**EXERCISE MATERIAL**
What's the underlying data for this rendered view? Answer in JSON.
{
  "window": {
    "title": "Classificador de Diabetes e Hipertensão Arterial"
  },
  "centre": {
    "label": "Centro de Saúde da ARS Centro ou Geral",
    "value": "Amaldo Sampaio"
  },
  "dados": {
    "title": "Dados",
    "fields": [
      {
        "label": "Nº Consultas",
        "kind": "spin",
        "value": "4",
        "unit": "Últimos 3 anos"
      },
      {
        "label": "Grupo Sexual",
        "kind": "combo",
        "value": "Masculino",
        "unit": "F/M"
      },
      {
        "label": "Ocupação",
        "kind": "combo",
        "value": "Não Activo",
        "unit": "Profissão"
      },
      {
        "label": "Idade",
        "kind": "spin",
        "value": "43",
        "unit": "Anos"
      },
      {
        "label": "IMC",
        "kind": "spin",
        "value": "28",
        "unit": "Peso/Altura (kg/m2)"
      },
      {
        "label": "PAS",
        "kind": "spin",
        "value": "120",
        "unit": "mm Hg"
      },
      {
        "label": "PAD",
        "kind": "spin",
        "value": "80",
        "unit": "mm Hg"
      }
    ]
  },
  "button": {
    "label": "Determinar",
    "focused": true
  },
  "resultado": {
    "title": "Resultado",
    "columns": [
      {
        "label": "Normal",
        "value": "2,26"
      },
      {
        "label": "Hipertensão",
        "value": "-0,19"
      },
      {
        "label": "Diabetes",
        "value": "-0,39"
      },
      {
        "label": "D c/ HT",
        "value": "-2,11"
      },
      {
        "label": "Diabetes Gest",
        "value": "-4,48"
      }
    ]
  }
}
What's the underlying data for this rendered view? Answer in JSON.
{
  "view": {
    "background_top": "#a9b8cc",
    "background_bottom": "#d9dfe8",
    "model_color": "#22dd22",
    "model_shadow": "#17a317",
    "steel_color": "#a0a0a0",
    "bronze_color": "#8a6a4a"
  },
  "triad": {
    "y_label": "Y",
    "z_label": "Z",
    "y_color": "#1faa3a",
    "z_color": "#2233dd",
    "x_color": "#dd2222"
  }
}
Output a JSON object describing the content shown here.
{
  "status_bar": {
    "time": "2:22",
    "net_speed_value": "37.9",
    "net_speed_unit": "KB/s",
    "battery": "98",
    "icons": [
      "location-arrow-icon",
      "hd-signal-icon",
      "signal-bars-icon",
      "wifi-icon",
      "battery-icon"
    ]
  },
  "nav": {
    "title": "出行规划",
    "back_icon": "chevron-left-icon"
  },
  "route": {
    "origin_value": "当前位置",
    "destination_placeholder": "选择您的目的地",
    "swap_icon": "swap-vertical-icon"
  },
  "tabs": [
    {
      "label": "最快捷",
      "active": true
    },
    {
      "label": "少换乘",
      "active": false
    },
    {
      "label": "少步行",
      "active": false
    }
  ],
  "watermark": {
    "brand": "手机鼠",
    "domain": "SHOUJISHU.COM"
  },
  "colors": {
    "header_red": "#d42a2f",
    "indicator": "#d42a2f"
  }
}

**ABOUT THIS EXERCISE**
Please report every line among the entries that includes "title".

**WRITTEN SOLUTION**
    "title": "Classificador de Diabetes e Hipertensão Arterial"
    "title": "Dados",
    "title": "Resultado",
    "title": "出行规划",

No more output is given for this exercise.